The Great Outdoors:
There’s land-o-plenty down here in the South. So exploring the great outdoors is common for a casual date. While the Northern Californian hippie chick in me loves a good hike and chasin’ waterfalls, I’ve passed on fishing dates and muddin’. I’m not afraid to get a little dirty, so muddin’ isn’t completely off base. But the couple times I’ve tried fishing, I freaked out when I did reel something in (which was hardly ever) because...it was MOVING! It was flopping around all over the place. Then I remembered, it’s ALIVE! I’m just not into it.
There are some things that I've only experienced with southern lovers — like receiving a warm towel after sex.
Chivalry is not dead:
Dating in the South has expanded my definition of chivalry. Things I thought only happened on TV have happened since I began dating in the South — including car doors being opened for me, every time, instead of hearing the "beep beep" of the car alarm having been disarmed. One guy I dated was keenly aware of where we were walking, always making sure he was on the side where there was traffic.
Sex with a Southerner:
Sex is different with everyone. It generally doesn't relate to where you're from. However, there are some things that I've only experienced with southern lovers — like receiving a warm towel after sex. The first time it happened, it was random and unexpected. After a little cuddling, he went to the bathroom and returned with a warm wash rag. I thanked him and went into the bathroom to clean up. The second time, he used the warm wash rag and wiped me down. I'm not gonna lie; it was sexy AF.

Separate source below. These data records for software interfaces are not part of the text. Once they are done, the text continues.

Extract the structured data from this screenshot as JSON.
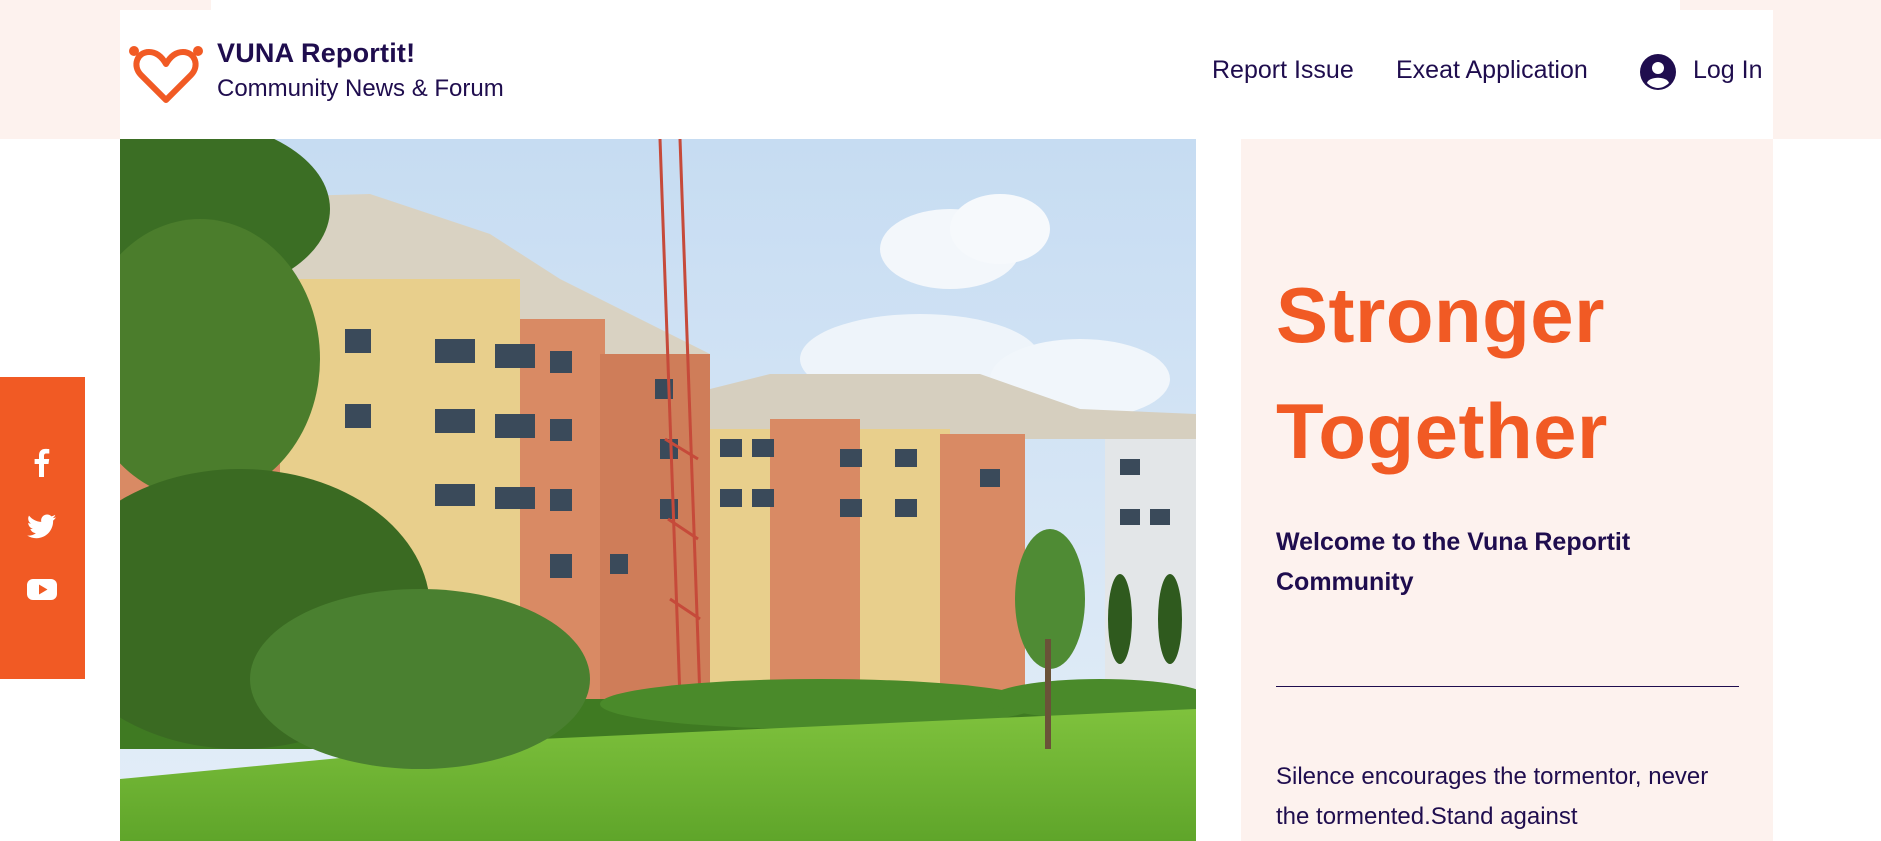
{
  "header": {
    "site_title": "VUNA Reportit!",
    "site_tagline": "Community News & Forum",
    "nav": [
      {
        "label": "Report Issue"
      },
      {
        "label": "Exeat Application"
      }
    ],
    "login_label": "Log In",
    "logo_icon": "heart-icon",
    "avatar_icon": "user-avatar-icon"
  },
  "hero": {
    "image_subject": "campus-buildings-photo",
    "headline_line1": "Stronger",
    "headline_line2": "Together",
    "welcome": "Welcome to the Vuna Reportit Community",
    "body_text": "Silence encourages the tormentor, never the tormented.Stand against"
  },
  "social": [
    {
      "icon": "facebook-icon"
    },
    {
      "icon": "twitter-icon"
    },
    {
      "icon": "youtube-icon"
    }
  ],
  "colors": {
    "accent": "#f15a24",
    "text": "#1f0d4e",
    "panel_bg": "#fdf2ee"
  }
}
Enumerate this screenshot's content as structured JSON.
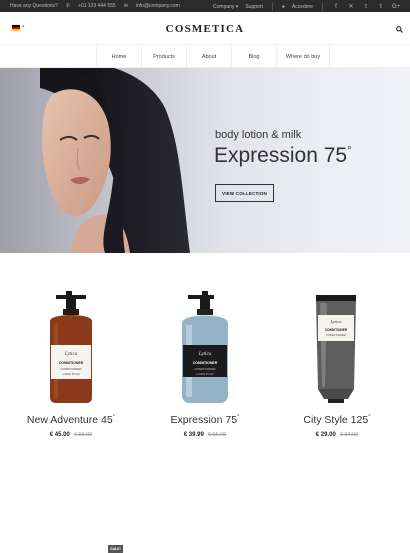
{
  "topbar": {
    "question": "Have any Questions?",
    "phone": "+01 123 444 555",
    "email": "info@company.com",
    "company": "Company",
    "support": "Support",
    "account": "Accedere",
    "social_icons": [
      "facebook-icon",
      "xing-icon",
      "twitter-icon",
      "tumblr-icon",
      "google-plus-icon"
    ],
    "social_glyphs": [
      "f",
      "✕",
      "t",
      "t",
      "G+"
    ]
  },
  "header": {
    "logo": "COSMETICA",
    "language_flag": "de",
    "flag_colors": [
      "#000000",
      "#dd0000",
      "#ffce00"
    ]
  },
  "nav": {
    "items": [
      "Home",
      "Products",
      "About",
      "Blog",
      "Where do buy"
    ]
  },
  "hero": {
    "subtitle": "body lotion & milk",
    "title": "Expression 75",
    "title_sup": "°",
    "cta": "VIEW COLLECTION"
  },
  "products": [
    {
      "name": "New Adventure 45",
      "sup": "°",
      "price": "€ 45.00",
      "old_price": "€ 50.00",
      "badge": "SALE!"
    },
    {
      "name": "Expression 75",
      "sup": "°",
      "price": "€ 39.99",
      "old_price": "€ 55.00"
    },
    {
      "name": "City Style 125",
      "sup": "°",
      "price": "€ 29.00",
      "old_price": "€ 34.00"
    }
  ],
  "label_text": {
    "brand": "Lytica",
    "line1": "CONDITIONER",
    "line2": "CONDITIONER",
    "tagline": "LOREM IPSUM"
  }
}
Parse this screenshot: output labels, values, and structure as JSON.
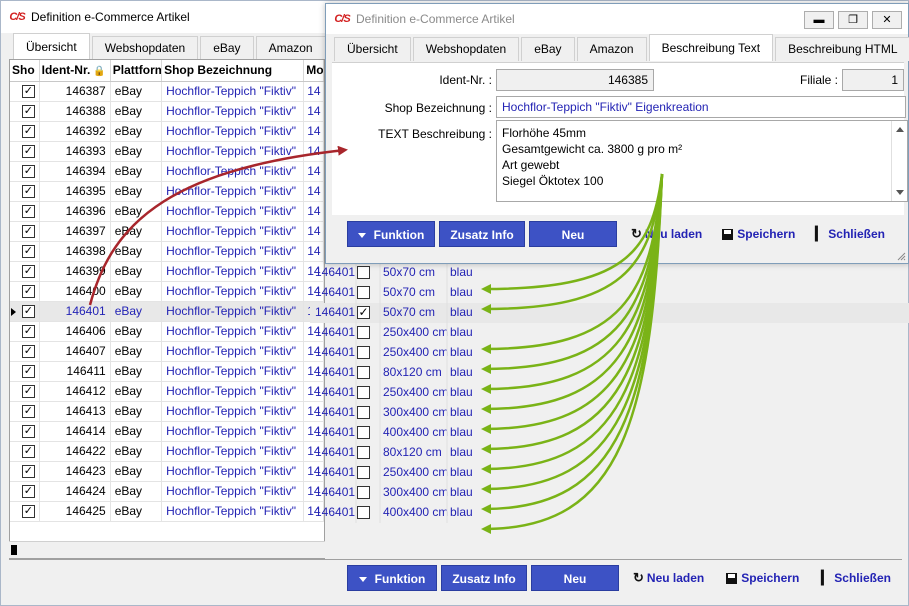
{
  "back_window": {
    "title": "Definition e-Commerce Artikel",
    "logo": "C/S",
    "tabs": [
      "Übersicht",
      "Webshopdaten",
      "eBay",
      "Amazon"
    ],
    "columns": [
      "Sho",
      "Ident-Nr.",
      "Plattform",
      "Shop Bezeichnung",
      "Mo"
    ],
    "rows": [
      {
        "id": "146387",
        "platform": "eBay",
        "name": "Hochflor-Teppich \"Fiktiv\"",
        "mo": "14"
      },
      {
        "id": "146388",
        "platform": "eBay",
        "name": "Hochflor-Teppich \"Fiktiv\"",
        "mo": "14"
      },
      {
        "id": "146392",
        "platform": "eBay",
        "name": "Hochflor-Teppich \"Fiktiv\"",
        "mo": "14"
      },
      {
        "id": "146393",
        "platform": "eBay",
        "name": "Hochflor-Teppich \"Fiktiv\"",
        "mo": "14"
      },
      {
        "id": "146394",
        "platform": "eBay",
        "name": "Hochflor-Teppich \"Fiktiv\"",
        "mo": "14"
      },
      {
        "id": "146395",
        "platform": "eBay",
        "name": "Hochflor-Teppich \"Fiktiv\"",
        "mo": "14"
      },
      {
        "id": "146396",
        "platform": "eBay",
        "name": "Hochflor-Teppich \"Fiktiv\"",
        "mo": "14"
      },
      {
        "id": "146397",
        "platform": "eBay",
        "name": "Hochflor-Teppich \"Fiktiv\"",
        "mo": "14"
      },
      {
        "id": "146398",
        "platform": "eBay",
        "name": "Hochflor-Teppich \"Fiktiv\"",
        "mo": "14"
      },
      {
        "id": "146399",
        "platform": "eBay",
        "name": "Hochflor-Teppich \"Fiktiv\"",
        "mo": "14"
      },
      {
        "id": "146400",
        "platform": "eBay",
        "name": "Hochflor-Teppich \"Fiktiv\"",
        "mo": "14"
      },
      {
        "id": "146401",
        "platform": "eBay",
        "name": "Hochflor-Teppich \"Fiktiv\"",
        "mo": "14"
      },
      {
        "id": "146406",
        "platform": "eBay",
        "name": "Hochflor-Teppich \"Fiktiv\"",
        "mo": "14"
      },
      {
        "id": "146407",
        "platform": "eBay",
        "name": "Hochflor-Teppich \"Fiktiv\"",
        "mo": "14"
      },
      {
        "id": "146411",
        "platform": "eBay",
        "name": "Hochflor-Teppich \"Fiktiv\"",
        "mo": "14"
      },
      {
        "id": "146412",
        "platform": "eBay",
        "name": "Hochflor-Teppich \"Fiktiv\"",
        "mo": "14"
      },
      {
        "id": "146413",
        "platform": "eBay",
        "name": "Hochflor-Teppich \"Fiktiv\"",
        "mo": "14"
      },
      {
        "id": "146414",
        "platform": "eBay",
        "name": "Hochflor-Teppich \"Fiktiv\"",
        "mo": "14"
      },
      {
        "id": "146422",
        "platform": "eBay",
        "name": "Hochflor-Teppich \"Fiktiv\"",
        "mo": "14"
      },
      {
        "id": "146423",
        "platform": "eBay",
        "name": "Hochflor-Teppich \"Fiktiv\"",
        "mo": "14"
      },
      {
        "id": "146424",
        "platform": "eBay",
        "name": "Hochflor-Teppich \"Fiktiv\"",
        "mo": "14"
      },
      {
        "id": "146425",
        "platform": "eBay",
        "name": "Hochflor-Teppich \"Fiktiv\"",
        "mo": "14"
      }
    ],
    "extended_rows": [
      {
        "ref": "146401",
        "checked": false,
        "size": "50x70 cm",
        "color": "blau"
      },
      {
        "ref": "146401",
        "checked": false,
        "size": "50x70 cm",
        "color": "blau"
      },
      {
        "ref": "146401",
        "checked": true,
        "size": "50x70 cm",
        "color": "blau"
      },
      {
        "ref": "146401",
        "checked": false,
        "size": "250x400 cm",
        "color": "blau"
      },
      {
        "ref": "146401",
        "checked": false,
        "size": "250x400 cm",
        "color": "blau"
      },
      {
        "ref": "146401",
        "checked": false,
        "size": "80x120 cm",
        "color": "blau"
      },
      {
        "ref": "146401",
        "checked": false,
        "size": "250x400 cm",
        "color": "blau"
      },
      {
        "ref": "146401",
        "checked": false,
        "size": "300x400 cm",
        "color": "blau"
      },
      {
        "ref": "146401",
        "checked": false,
        "size": "400x400 cm",
        "color": "blau"
      },
      {
        "ref": "146401",
        "checked": false,
        "size": "80x120 cm",
        "color": "blau"
      },
      {
        "ref": "146401",
        "checked": false,
        "size": "250x400 cm",
        "color": "blau"
      },
      {
        "ref": "146401",
        "checked": false,
        "size": "300x400 cm",
        "color": "blau"
      },
      {
        "ref": "146401",
        "checked": false,
        "size": "400x400 cm",
        "color": "blau"
      }
    ],
    "buttons": {
      "funktion": "Funktion",
      "zusatz": "Zusatz Info",
      "neu": "Neu",
      "neu_laden": "Neu laden",
      "speichern": "Speichern",
      "schliessen": "Schließen"
    }
  },
  "front_window": {
    "title": "Definition e-Commerce Artikel",
    "logo": "C/S",
    "tabs": [
      "Übersicht",
      "Webshopdaten",
      "eBay",
      "Amazon",
      "Beschreibung Text",
      "Beschreibung HTML"
    ],
    "ident_label": "Ident-Nr. :",
    "ident_value": "146385",
    "filiale_label": "Filiale :",
    "filiale_value": "1",
    "shop_label": "Shop Bezeichnung :",
    "shop_value": "Hochflor-Teppich \"Fiktiv\" Eigenkreation",
    "text_label": "TEXT Beschreibung :",
    "text_lines": [
      "Florhöhe 45mm",
      "Gesamtgewicht ca. 3800 g pro m²",
      "Art gewebt",
      "Siegel Öktotex 100"
    ],
    "buttons": {
      "funktion": "Funktion",
      "zusatz": "Zusatz Info",
      "neu": "Neu",
      "neu_laden": "Neu laden",
      "speichern": "Speichern",
      "schliessen": "Schließen"
    }
  },
  "colors": {
    "accent_button": "#3d52c5",
    "link_blue": "#2323b4",
    "arrow_green": "#7ab317",
    "arrow_red": "#a8262c"
  }
}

You can’t talk about the South without discussing racism. As far as race relations, I can honestly say that the South is behind the times. As the birthplace of segregation, it makes sense that it would take a little longer for southerners to not only accept but to embrace diversity. My family was one of the few Black families in a mostly Latin community in a predominately white county. My dating roster looks like a United Colors of Benetton ad, and my circle of friends includes people of Black, White, Latin, African, Asian, Haitian, and Pacific Islander descent. Most of the men I’ve dated while in the South have been black and nearly none of them had any non-black friends. I would often hear “I have a white friend at work," to which I would respond, “That doesn’t count!” The truth of the matter is, there is a ton of self-segregation in the South. Like sticks with like and although that’s not the way I was raised or how I live my life, it’s one of the South’s dirty little (not-so-secret) secrets.